Showing results for 
Search instead for 
Did you mean: 

General Discussions

Adept I

Rig Upgrade Thoughts

Hello my fellow "Team Red Geeks" I hope your enjoying your "Friday Eve",

I want the community's thoughts on the below questions.

I am currently rockin' an all AMD rig and the stars of the show are: Sapphire Nitro+ 5700XT, Ryzen 9 3900X (Both water-cooled) and an Asrock X570 Taichi:

1. With the inevitable release of the X3D & Zen 4 CPUs this year, do you all think that these two releases will shake up the market?

2. Are you all looking forward to these releases?

3. For ppl like me who still have 57XTs and  1st gen Zen 3, do you believe it would be a great time to upgrade then?

4. What are your personal thoughts on the % gain to expect from Zen4 and X3D chips?


1 Reply

Current build for me.

Thermaltake Kandalf Super Tower.

PSU Thermaltake Tough Power 1200 watt.

CPU Ryzen 7 2700x with MSI FROZR L twin120mm 200 watt TDP cooler.

RAM Corsair Dominator Platinum 4x8 32GB PC3200.


SSD Samsung 870 EVO V-NANO SATA 3 4TB.

GPU Power Color Demon RX 6900 XT.

WIFI Gygabyte PCIEx1 10/100/1000 5G and Blue Tooth.

OS Windows 10 Pro 64 Version 21H2.
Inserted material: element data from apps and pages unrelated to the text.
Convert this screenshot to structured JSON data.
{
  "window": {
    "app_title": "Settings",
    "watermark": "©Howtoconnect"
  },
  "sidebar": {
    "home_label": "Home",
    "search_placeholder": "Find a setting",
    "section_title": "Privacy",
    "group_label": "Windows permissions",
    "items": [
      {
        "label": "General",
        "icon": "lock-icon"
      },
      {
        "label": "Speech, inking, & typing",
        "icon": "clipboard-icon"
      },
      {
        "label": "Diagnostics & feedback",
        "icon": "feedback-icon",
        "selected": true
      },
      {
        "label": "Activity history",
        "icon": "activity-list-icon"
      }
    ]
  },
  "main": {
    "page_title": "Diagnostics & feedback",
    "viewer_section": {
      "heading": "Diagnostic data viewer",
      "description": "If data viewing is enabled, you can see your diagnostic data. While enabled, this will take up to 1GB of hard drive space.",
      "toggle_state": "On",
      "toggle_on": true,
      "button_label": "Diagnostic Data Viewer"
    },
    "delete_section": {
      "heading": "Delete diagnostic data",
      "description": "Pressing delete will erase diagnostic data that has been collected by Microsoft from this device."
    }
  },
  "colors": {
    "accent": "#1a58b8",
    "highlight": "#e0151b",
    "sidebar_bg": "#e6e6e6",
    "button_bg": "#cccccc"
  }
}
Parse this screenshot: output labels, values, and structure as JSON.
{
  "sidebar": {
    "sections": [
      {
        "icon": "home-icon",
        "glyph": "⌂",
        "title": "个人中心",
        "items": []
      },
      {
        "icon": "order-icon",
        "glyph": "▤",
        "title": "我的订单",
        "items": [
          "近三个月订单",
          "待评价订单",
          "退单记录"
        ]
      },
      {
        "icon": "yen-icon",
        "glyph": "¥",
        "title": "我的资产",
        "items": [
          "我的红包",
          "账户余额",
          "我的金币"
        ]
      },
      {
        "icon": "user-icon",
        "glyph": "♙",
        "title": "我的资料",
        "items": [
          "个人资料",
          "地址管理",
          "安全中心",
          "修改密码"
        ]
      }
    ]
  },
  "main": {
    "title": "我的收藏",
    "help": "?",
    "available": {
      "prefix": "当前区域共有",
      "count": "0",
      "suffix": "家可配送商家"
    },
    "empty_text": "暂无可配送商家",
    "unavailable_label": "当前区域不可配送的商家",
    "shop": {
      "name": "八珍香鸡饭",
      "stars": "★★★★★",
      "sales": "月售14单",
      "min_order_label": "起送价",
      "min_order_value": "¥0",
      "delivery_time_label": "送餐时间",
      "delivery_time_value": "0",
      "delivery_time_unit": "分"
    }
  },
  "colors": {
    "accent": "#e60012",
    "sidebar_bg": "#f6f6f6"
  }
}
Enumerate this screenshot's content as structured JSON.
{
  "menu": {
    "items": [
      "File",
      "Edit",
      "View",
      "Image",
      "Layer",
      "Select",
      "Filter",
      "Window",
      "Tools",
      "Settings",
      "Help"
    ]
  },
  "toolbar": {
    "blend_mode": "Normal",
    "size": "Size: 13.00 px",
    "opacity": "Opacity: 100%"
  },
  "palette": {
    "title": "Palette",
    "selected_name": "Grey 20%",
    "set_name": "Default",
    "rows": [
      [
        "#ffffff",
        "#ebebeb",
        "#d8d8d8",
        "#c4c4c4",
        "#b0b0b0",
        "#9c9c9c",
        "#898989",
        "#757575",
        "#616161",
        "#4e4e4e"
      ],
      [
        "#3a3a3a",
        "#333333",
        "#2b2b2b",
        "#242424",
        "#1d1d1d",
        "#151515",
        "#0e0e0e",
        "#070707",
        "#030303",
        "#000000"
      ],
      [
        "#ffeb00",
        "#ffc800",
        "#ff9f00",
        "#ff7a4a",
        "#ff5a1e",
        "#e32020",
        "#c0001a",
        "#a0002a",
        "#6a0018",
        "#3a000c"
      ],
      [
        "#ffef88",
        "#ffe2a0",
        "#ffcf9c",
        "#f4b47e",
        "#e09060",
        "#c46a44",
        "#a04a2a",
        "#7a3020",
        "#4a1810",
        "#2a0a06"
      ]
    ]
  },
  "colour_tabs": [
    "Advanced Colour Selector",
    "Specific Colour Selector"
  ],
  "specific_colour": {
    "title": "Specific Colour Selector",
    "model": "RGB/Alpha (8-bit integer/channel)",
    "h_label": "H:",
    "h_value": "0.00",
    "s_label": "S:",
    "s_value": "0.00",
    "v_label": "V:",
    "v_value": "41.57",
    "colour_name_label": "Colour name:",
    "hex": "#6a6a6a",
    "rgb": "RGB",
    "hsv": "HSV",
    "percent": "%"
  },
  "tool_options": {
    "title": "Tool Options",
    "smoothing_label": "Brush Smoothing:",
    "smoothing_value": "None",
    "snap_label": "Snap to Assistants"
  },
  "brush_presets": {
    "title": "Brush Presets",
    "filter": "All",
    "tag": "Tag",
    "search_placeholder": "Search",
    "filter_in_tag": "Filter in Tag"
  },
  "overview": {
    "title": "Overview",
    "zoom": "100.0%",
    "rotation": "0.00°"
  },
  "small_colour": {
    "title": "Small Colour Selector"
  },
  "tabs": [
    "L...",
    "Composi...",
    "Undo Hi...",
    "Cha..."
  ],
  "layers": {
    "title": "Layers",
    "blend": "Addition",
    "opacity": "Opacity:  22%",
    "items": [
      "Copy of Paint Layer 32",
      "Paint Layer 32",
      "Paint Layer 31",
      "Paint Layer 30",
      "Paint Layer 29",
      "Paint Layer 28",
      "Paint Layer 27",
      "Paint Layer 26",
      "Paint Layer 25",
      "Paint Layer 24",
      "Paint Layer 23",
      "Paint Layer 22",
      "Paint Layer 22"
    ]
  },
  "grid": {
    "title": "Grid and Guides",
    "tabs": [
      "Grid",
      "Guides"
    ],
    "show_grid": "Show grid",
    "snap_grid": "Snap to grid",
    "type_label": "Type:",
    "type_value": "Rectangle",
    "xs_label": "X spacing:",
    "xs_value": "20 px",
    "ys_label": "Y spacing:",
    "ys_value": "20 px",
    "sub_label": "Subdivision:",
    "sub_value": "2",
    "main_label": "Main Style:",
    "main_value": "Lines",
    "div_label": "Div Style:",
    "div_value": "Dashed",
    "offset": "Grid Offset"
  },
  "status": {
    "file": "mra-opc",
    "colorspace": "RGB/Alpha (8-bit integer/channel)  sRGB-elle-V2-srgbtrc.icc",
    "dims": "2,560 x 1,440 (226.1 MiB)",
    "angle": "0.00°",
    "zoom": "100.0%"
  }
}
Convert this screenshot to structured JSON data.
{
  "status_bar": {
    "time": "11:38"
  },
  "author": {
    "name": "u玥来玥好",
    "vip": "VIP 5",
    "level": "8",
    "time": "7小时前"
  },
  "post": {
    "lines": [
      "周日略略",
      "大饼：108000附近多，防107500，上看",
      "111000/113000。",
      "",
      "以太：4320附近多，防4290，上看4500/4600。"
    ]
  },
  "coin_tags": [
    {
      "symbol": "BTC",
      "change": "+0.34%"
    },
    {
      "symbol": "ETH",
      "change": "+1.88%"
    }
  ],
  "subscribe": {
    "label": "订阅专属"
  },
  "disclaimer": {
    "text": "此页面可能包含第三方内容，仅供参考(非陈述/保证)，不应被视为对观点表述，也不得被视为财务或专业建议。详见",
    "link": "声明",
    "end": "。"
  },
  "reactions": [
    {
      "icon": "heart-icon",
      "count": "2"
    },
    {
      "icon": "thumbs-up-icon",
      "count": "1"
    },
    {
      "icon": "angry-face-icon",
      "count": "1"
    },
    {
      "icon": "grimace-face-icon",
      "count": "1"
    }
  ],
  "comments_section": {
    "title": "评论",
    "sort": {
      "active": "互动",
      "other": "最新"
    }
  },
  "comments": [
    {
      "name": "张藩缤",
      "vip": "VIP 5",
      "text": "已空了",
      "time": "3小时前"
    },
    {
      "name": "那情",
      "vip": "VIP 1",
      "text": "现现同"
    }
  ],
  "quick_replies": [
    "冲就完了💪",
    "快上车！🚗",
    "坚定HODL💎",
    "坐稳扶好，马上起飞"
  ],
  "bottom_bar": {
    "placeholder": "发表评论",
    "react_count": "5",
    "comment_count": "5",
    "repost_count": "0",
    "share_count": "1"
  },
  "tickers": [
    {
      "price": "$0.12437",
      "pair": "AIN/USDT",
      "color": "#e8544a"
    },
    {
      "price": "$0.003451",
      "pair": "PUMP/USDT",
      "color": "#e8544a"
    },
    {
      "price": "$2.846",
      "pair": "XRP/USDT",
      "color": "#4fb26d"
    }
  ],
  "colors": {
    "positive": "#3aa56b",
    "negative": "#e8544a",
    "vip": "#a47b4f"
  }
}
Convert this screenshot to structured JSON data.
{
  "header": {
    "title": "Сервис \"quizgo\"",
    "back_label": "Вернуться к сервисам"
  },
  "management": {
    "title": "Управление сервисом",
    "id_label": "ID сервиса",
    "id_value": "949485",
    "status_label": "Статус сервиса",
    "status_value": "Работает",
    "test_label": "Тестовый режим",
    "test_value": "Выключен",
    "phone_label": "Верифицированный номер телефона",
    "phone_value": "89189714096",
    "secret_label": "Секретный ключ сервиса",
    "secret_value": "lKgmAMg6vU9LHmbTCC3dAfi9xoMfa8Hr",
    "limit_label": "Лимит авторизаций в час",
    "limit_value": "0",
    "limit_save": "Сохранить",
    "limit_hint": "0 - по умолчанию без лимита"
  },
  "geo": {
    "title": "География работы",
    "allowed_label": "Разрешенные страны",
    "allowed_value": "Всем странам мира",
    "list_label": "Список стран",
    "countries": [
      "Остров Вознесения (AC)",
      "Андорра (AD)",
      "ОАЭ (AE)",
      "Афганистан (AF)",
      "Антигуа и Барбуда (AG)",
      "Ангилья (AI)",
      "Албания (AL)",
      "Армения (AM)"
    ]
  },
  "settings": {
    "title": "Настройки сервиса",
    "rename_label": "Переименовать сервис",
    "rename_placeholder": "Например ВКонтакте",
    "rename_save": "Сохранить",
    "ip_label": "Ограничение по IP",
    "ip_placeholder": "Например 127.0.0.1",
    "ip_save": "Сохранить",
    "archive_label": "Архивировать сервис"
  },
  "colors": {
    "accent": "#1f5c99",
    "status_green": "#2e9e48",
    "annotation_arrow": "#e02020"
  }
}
Looking at core component upgrade and watching for big sales on weekends and after holidays.

Planned upgrade.

CPU Ryzen 9 5800x or 5900x.

MOBO MSI X570 Carbon Elite.

Corsair NVME 2280 2TB PCIEx4

CPU Cooler Be Quiet Big Boy twin 135mm 250 TDP.

Without sales I would be looking at approx. $1100 to $1200.

With sales and a little market play I'm confident I can get all that with tax and shipping for $800 to $900 at the current average market rates.

I was planning on a Samsung NVME but their software and hardware development  servers were recently hacked and a lot of digital license signatures were stolen. Same thing happened to Invidia for their 2K 3K and upcoming 4K series GPUs. These hackers are targeting crypto miners. They will use the digital license signature to avoid detection by windows security aftermarket AV and the hardware's own built in security. There is a chance to protect yourself though. To access your system they must use your windows remote access assistant. By using a Group Policy Editor or Registry Editor to completely lock down all remote access points. Also create encrypted and compressed folders filled with useless info of an attractive size say 300GB and give them real generic alpha numeric titles. Get a few pay as you go Walmart debit cards and put about $5 on each and store that info in there as well. Your goal is to set a trap that they will have to install or try to install malware that your AV can catch. Once caught your AV can recognize future hacking attempts and provide better protection. 

Yeah I have a close friend that works for the US DOD as a "programmer and software specialist". Let's just say we are childhood friends and we both still carry active clearances from our time in the military so he can share some info with me about ways to protect my computerized devices. His information has not failed me in 20 years.